Over a dozen school districts across Virginia were targeted by hoax reports of active shootings or other violence on Monday and Tuesday. That’s part of a broader wave of similar hoax calls targeting schools across the U.S.
“On Monday, Virginia State Police personnel responded to assist numerous local police and sheriff’s offices with reports of active shooters on school campuses,” Virginia State Police Public Relations Director Corinne Geller told The Virginia Star. “None of the threats were deemed valid, and the state police, through collaboration with the Virginia Fusion Center, is now working with those same local law enforcement agencies to investigate the source of the threats and to determine if there is any evidence to connect them.”
Around 1:00 p.m. Monday, Lynchburg law enforcement received a call on a non-emergency line about a machine gun in E.C. Glass High School, triggering a lockdown, according to ABC13 News. In a hoax in Loudoun County, a 911 caller reported an active shooter at two high schools, according to social media posts from the Leesburg Police and the Loudoun Sheriff’s Office. Several Hampton Roads-area districts were the targets of similar false reports on Monday morning, according to 13NewsNow. Some reports described the calls as “swatting” incidents where false reports are made to provoke over-the-top police responses, including with SWAT teams. Charlottesville High School was also the subject of a hoax call, triggering response from Charlottesville police and fire units.
“Calling in a false report to the police is illegal; our officers are currently investigating this crime,” Charlottesville said in a press release Monday. “In addition, this false report caused extreme stress and disruption at CHS and in our community. Counselors and mental health professionals are on hand at the school to speak with students and staff. We encourage families to check in with their students tonight.”
Similar reports were made in Arlington, Fauquier, Greensville, Shenandoah, Culpeper, Warren, Mecklenberg, and Spotsylvania, according to a list compiled by Twitter-based reporter Molly Conger. On Tuesday, Charlottesville law enforcement received another false report, according to NBC29.com.
FBI’s Richmond field office’s Public Affairs Specialist Dee Rybiski said in a statement, “FBI Richmond is aware of a number of swatting incidents occurring within the Commonwealth, wherein reports of an active shooter at several schools have been made.”
Governor Glenn Youngkin’s spokesperson Macaulay Porter said in a statement, “These calls are despicable and the governor takes any threat of violence against our students and their safety seriously. Governor Youngkin and his administration remain actively engaged. The state police is supporting several of the law enforcement agencies impacted by the calls and supporting them in their ongoing investigations. Last week, a similar threat occurred in Lunenburg County, which resulted in an arrest thanks to the aggressive investigative efforts of the Lunenburg County Sheriff and the Virginia State Police High Tech Crimes Division. The Secretary of Public Safety and Homeland Security Bob Mosier is coordinating with the Virginia Fusion Center and providing assistance.”

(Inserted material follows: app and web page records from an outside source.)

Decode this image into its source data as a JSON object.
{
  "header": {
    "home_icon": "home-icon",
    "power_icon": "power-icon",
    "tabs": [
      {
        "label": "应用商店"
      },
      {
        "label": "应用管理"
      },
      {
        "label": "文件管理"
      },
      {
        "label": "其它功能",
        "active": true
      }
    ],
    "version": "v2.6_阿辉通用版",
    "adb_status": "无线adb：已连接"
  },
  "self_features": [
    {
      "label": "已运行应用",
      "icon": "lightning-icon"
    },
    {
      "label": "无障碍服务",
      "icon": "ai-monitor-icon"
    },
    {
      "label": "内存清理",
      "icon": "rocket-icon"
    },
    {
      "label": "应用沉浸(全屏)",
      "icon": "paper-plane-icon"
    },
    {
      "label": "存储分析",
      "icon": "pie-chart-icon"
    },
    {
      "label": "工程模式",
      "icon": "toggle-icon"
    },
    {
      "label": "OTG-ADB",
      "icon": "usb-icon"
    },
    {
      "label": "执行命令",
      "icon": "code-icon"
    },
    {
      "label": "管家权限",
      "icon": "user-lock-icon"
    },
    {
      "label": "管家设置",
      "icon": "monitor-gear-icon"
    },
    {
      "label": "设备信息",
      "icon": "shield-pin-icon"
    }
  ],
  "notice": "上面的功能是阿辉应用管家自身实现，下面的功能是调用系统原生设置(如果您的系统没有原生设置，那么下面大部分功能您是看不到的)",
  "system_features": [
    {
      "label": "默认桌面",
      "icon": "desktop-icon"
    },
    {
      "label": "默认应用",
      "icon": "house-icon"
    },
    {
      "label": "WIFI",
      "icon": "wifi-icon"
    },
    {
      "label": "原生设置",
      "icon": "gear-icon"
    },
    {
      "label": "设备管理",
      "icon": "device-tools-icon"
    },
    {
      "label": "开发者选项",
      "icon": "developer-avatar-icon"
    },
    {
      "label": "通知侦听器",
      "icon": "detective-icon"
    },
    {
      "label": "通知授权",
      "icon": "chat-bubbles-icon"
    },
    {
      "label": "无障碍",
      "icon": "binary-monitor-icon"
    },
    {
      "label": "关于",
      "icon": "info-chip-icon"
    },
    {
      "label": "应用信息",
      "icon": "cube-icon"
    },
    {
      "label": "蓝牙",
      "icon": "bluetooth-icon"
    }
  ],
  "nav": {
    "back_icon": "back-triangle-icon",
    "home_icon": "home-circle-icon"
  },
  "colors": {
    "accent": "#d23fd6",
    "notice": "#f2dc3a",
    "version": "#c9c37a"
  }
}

“The attorney general is aware of threats and our office has been monitoring. Attorney General Miyares is thankful our students are safe,” Attorney General Jason Miyares’ spokesperson Victoria LaCivita said. “Calling in a false threat is illegal and is a class 1 misdemeanor, punishable by 12 months in jail and a $2,500 fine.”
The Virginia State Police are investigating the reports. Geller asked that anyone with information call 911 or, to reach the VSP, call #77 or email [email protected].
Schools in Colorado, New Mexico, and Illinois were also targeted Monday, according to social media from local officials. MyFox8.com reported that multiple schools in North Carolina were targeted Tuesday.
Last week, a series of threats and hoax calls were made against schools in Houston, Texas, according to Houston Public Media. KWCH.com reported a similar situation last week in Kansas, and noted that schools in California, Oklahoma, and Missouri all received similar calls within 48 hours of the Kansas report. Local authorities in Arkansas and Florida also reported events around the same time.
Rybiski also shared the national FBI statement: “The FBI takes swatting very seriously and will work with our local, state and federal law enforcement partners to collect, share and act upon threat information as soon as it’s brought to our attention and until such time the threat is deemed credible or not. Hoax threats cause undue stress for students, teachers, parents, and other community members – and can be prosecuted as a crime. We urge our community to remain vigilant, and report any and all suspicious activity and/or individuals to law enforcement immediately.”
– – –